Newark, like Flint, Michigan, has seen decades of disinvestment as its industrial base was gutted. Today it is one of the poorest big cities in the country. An estimated 37 percent of Newark families with children live below the poverty line. Poverty, together with an aging housing stock, are key indicators of lead exposure. These factors are also associated with higher rates of other environmentally triggered health problems like asthma, which is endemic in Newark.
Blood tests verify that a large percentage of children in Newark have been exposed to lead. Even small amounts in the bloodstream can cause lasting damage, especially in young children whose brain development can be impaired. Around a quarter of children under six in the city test positive for potentially harmful levels of blood lead.
The crisis in Newark emerged nearly a decade ago when tests revealed lead-laced drinking water in Newark Public School buildings at alarming levels. Authorities traced the source of the heavy metal to corrosion in the citywide network of transmission pipes, some of which date back to the 1880s, combined with failures to control the problem through chemical treatments at the Pequannock Water Treatment Plant. Tens of thousands of homes in Newark and neighboring communities receive their water from the Pequannock system.

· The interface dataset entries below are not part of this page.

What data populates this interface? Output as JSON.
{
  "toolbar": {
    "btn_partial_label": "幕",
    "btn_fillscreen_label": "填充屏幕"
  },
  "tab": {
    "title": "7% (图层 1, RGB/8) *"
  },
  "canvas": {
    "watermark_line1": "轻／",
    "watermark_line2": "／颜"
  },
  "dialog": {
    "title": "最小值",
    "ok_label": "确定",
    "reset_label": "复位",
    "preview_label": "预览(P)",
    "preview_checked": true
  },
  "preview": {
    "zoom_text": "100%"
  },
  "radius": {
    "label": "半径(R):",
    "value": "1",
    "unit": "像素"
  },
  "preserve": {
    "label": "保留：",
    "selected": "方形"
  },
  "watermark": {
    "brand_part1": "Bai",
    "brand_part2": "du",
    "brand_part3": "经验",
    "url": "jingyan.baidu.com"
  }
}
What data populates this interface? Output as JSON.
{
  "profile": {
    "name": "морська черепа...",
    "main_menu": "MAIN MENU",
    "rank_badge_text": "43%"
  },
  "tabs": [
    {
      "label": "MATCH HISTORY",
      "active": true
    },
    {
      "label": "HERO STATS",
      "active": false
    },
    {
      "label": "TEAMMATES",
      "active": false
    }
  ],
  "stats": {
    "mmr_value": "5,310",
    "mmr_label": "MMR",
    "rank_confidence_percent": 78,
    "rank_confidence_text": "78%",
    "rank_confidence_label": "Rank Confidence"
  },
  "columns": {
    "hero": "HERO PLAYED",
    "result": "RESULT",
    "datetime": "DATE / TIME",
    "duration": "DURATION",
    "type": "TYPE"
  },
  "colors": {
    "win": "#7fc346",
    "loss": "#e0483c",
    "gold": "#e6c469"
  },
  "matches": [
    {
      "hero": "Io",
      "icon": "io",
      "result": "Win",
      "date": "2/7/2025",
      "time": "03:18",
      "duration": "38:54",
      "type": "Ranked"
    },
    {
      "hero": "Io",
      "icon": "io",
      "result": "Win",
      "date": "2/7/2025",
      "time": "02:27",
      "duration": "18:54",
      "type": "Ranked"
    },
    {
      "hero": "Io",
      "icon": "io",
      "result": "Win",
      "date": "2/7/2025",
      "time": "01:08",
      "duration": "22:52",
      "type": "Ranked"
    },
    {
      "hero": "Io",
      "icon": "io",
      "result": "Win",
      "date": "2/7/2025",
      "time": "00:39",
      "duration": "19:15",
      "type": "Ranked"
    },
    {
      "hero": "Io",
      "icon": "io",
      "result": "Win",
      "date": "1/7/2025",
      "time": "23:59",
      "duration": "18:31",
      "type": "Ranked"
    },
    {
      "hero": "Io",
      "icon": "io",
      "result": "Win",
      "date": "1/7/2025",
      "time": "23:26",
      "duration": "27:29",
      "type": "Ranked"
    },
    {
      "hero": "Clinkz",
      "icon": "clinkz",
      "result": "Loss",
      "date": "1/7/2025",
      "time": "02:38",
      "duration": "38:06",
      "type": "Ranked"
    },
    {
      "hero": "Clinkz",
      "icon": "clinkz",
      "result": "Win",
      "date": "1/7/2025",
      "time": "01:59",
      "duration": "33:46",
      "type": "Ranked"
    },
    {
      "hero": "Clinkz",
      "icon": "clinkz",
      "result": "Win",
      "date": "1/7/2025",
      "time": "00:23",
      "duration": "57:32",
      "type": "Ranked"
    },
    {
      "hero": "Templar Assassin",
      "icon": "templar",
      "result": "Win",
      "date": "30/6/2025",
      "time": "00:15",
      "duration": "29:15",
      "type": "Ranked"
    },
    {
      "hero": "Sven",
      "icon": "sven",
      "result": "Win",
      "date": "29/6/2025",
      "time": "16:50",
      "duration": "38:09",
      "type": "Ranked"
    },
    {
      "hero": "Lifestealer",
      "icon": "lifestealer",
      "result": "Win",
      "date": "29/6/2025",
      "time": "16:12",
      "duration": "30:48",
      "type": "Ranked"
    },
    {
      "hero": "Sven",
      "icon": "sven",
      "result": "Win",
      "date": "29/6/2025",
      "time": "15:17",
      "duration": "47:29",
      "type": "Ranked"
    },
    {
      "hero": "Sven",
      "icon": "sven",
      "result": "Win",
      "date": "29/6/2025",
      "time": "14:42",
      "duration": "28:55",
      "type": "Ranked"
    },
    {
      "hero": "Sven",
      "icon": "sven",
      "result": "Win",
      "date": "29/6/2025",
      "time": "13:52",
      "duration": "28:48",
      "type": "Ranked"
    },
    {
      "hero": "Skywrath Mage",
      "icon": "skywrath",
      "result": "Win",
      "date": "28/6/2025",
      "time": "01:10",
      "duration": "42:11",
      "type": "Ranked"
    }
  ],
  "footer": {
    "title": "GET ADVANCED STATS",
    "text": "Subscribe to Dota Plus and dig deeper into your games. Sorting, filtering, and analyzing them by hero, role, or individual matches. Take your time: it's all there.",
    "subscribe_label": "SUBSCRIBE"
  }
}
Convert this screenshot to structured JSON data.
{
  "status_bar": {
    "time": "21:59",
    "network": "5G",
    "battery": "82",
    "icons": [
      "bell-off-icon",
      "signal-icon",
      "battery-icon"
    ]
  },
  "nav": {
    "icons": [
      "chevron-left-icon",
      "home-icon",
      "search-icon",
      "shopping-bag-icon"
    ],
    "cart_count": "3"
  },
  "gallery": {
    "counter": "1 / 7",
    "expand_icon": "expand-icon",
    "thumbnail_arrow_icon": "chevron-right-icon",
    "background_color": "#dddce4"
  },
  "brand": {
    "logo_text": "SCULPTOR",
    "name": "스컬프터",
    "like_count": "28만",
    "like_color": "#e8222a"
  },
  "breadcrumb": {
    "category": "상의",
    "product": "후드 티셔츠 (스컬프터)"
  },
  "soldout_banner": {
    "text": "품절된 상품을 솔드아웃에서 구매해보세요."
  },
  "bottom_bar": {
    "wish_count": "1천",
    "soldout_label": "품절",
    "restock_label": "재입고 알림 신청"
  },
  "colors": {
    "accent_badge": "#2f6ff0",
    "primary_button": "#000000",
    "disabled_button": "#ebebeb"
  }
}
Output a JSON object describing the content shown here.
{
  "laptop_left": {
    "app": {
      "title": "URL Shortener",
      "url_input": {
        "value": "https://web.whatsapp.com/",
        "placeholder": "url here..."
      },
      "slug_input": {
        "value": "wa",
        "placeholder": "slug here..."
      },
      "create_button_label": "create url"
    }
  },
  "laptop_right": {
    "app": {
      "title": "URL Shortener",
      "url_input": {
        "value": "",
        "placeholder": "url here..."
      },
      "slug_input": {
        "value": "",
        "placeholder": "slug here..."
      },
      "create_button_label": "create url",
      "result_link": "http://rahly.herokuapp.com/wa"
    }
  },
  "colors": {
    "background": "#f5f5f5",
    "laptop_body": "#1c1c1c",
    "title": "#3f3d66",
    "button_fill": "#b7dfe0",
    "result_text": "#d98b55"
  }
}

Throughout the most recent period, Newark’s Democratic mayor Ras Baraka and New Jersey’s governor Phil Murphy have sought to downplay and cover up the extent of the crisis. The city initially refused to release information about the extent of the danger. It was not until last October that Newark, amid a lawsuit by the environmental group National Resources Defense Council and Newark Education Workers Caucus, began distributing filters to affected residents.
The more I read about it, the more I feel like it was intentionally.